::: Data supplied
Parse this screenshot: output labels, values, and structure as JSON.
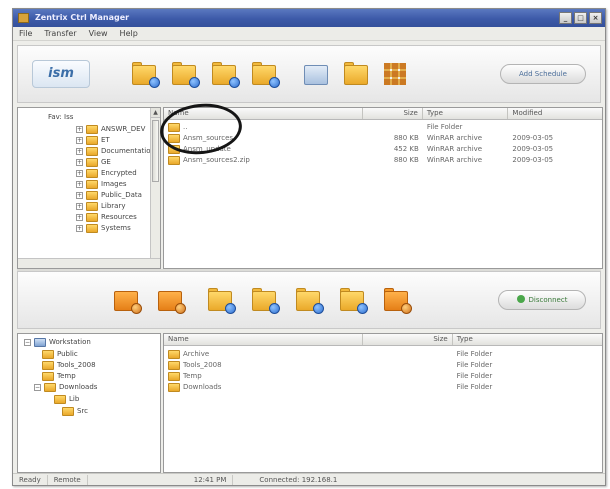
{
  "window": {
    "title": "Zentrix Ctrl Manager",
    "controls": [
      "_",
      "□",
      "×"
    ]
  },
  "menu": [
    "File",
    "Transfer",
    "View",
    "Help"
  ],
  "top_toolbar": {
    "logo": "ism",
    "icons": [
      "folder-upload-icon",
      "folder-download-icon",
      "folder-refresh-icon",
      "folder-sync-icon",
      "document-icon",
      "copy-icon",
      "grid-icon"
    ],
    "action": "Add Schedule"
  },
  "remote_tree": {
    "root": "Fav: Iss",
    "items": [
      "ANSWR_DEV",
      "ET",
      "Documentation",
      "GE",
      "Encrypted",
      "Images",
      "Public_Data",
      "Library",
      "Resources",
      "Systems"
    ]
  },
  "remote_list": {
    "columns": [
      "Name",
      "Size",
      "Type",
      "Modified"
    ],
    "rows": [
      {
        "name": "..",
        "size": "",
        "type": "File Folder",
        "modified": ""
      },
      {
        "name": "Ansm_sources",
        "size": "880 KB",
        "type": "WinRAR archive",
        "modified": "2009-03-05"
      },
      {
        "name": "Ansm_update",
        "size": "452 KB",
        "type": "WinRAR archive",
        "modified": "2009-03-05"
      },
      {
        "name": "Ansm_sources2.zip",
        "size": "880 KB",
        "type": "WinRAR archive",
        "modified": "2009-03-05"
      }
    ]
  },
  "bottom_toolbar": {
    "icons": [
      "upload-file-icon",
      "download-file-icon",
      "folder-upload-icon",
      "folder-download-icon",
      "folder-sync-icon",
      "folder-move-icon",
      "folder-delete-icon"
    ],
    "action": "Disconnect"
  },
  "local_tree": {
    "root": "Workstation",
    "items": [
      "Public",
      "Tools_2008",
      "Temp",
      "Downloads",
      "Lib",
      "Src"
    ]
  },
  "local_list": {
    "columns": [
      "Name",
      "Size",
      "Type"
    ],
    "rows": [
      {
        "name": "Archive",
        "size": "",
        "type": "File Folder"
      },
      {
        "name": "Tools_2008",
        "size": "",
        "type": "File Folder"
      },
      {
        "name": "Temp",
        "size": "",
        "type": "File Folder"
      },
      {
        "name": "Downloads",
        "size": "",
        "type": "File Folder"
      }
    ]
  },
  "status": [
    "Ready",
    "Remote",
    "12:41 PM",
    "Connected: 192.168.1"
  ]
}
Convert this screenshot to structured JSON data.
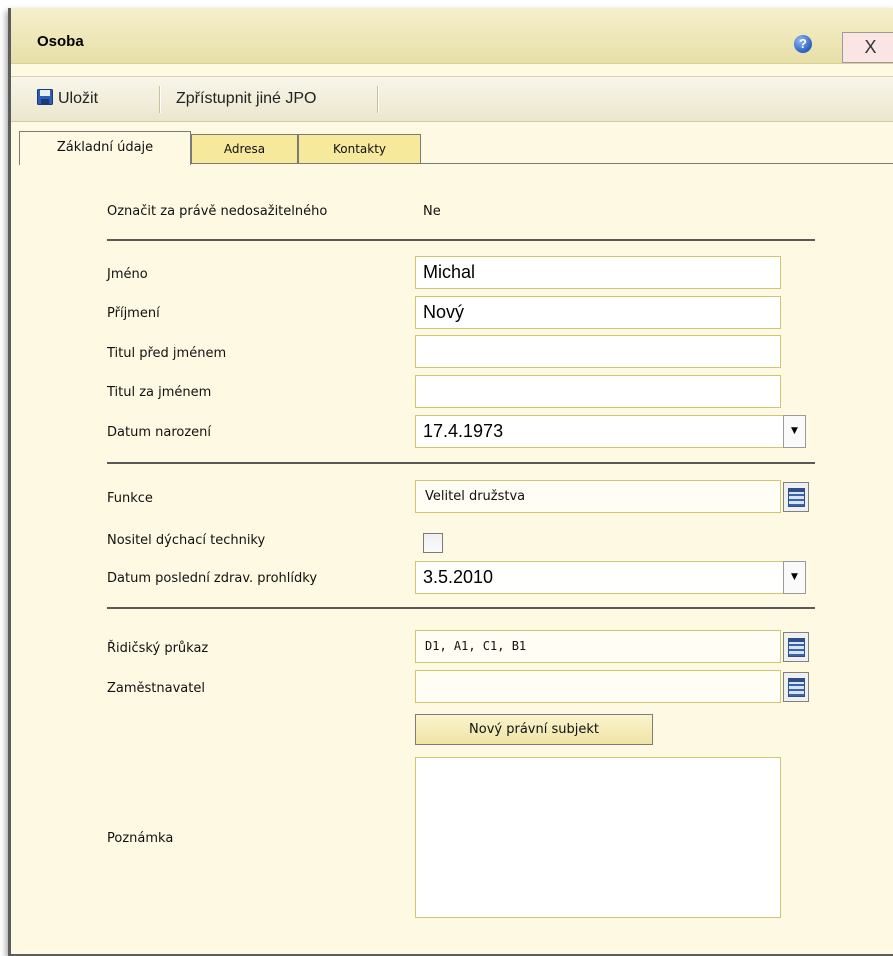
{
  "window": {
    "title": "Osoba",
    "help_glyph": "?",
    "close_label": "X"
  },
  "toolbar": {
    "save_label": "Uložit",
    "share_label": "Zpřístupnit jiné JPO"
  },
  "tabs": [
    {
      "label": "Základní údaje",
      "active": true
    },
    {
      "label": "Adresa",
      "active": false
    },
    {
      "label": "Kontakty",
      "active": false
    }
  ],
  "form": {
    "unreachable": {
      "label": "Označit za právě nedosažitelného",
      "value": "Ne"
    },
    "first_name": {
      "label": "Jméno",
      "value": "Michal"
    },
    "last_name": {
      "label": "Příjmení",
      "value": "Nový"
    },
    "title_before": {
      "label": "Titul před jménem",
      "value": ""
    },
    "title_after": {
      "label": "Titul za jménem",
      "value": ""
    },
    "birth_date": {
      "label": "Datum narození",
      "value": "17.4.1973"
    },
    "function": {
      "label": "Funkce",
      "value": "Velitel družstva"
    },
    "breathing_apparatus": {
      "label": "Nositel dýchací techniky",
      "checked": false
    },
    "last_medical": {
      "label": "Datum poslední zdrav. prohlídky",
      "value": "3.5.2010"
    },
    "driving_license": {
      "label": "Řidičský průkaz",
      "value": "D1, A1, C1, B1"
    },
    "employer": {
      "label": "Zaměstnavatel",
      "value": ""
    },
    "new_subject_button": "Nový právní subjekt",
    "note": {
      "label": "Poznámka",
      "value": ""
    }
  },
  "icons": {
    "help": "help-icon",
    "close": "close-icon",
    "save": "floppy-disk-icon",
    "picker": "list-picker-icon",
    "dropdown": "dropdown-arrow-icon"
  }
}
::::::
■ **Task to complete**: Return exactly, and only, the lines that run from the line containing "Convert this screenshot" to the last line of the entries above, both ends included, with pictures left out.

■ **Final answer**:
Convert this screenshot to structured JSON data.
{
  "window": {
    "title": "Osoba",
    "help_glyph": "?",
    "close_label": "X"
  },
  "toolbar": {
    "save_label": "Uložit",
    "share_label": "Zpřístupnit jiné JPO"
  },
  "tabs": [
    {
      "label": "Základní údaje",
      "active": true
    },
    {
      "label": "Adresa",
      "active": false
    },
    {
      "label": "Kontakty",
      "active": false
    }
  ],
  "form": {
    "unreachable": {
      "label": "Označit za právě nedosažitelného",
      "value": "Ne"
    },
    "first_name": {
      "label": "Jméno",
      "value": "Michal"
    },
    "last_name": {
      "label": "Příjmení",
      "value": "Nový"
    },
    "title_before": {
      "label": "Titul před jménem",
      "value": ""
    },
    "title_after": {
      "label": "Titul za jménem",
      "value": ""
    },
    "birth_date": {
      "label": "Datum narození",
      "value": "17.4.1973"
    },
    "function": {
      "label": "Funkce",
      "value": "Velitel družstva"
    },
    "breathing_apparatus": {
      "label": "Nositel dýchací techniky",
      "checked": false
    },
    "last_medical": {
      "label": "Datum poslední zdrav. prohlídky",
      "value": "3.5.2010"
    },
    "driving_license": {
      "label": "Řidičský průkaz",
      "value": "D1, A1, C1, B1"
    },
    "employer": {
      "label": "Zaměstnavatel",
      "value": ""
    },
    "new_subject_button": "Nový právní subjekt",
    "note": {
      "label": "Poznámka",
      "value": ""
    }
  },
  "icons": {
    "help": "help-icon",
    "close": "close-icon",
    "save": "floppy-disk-icon",
    "picker": "list-picker-icon",
    "dropdown": "dropdown-arrow-icon"
  }
}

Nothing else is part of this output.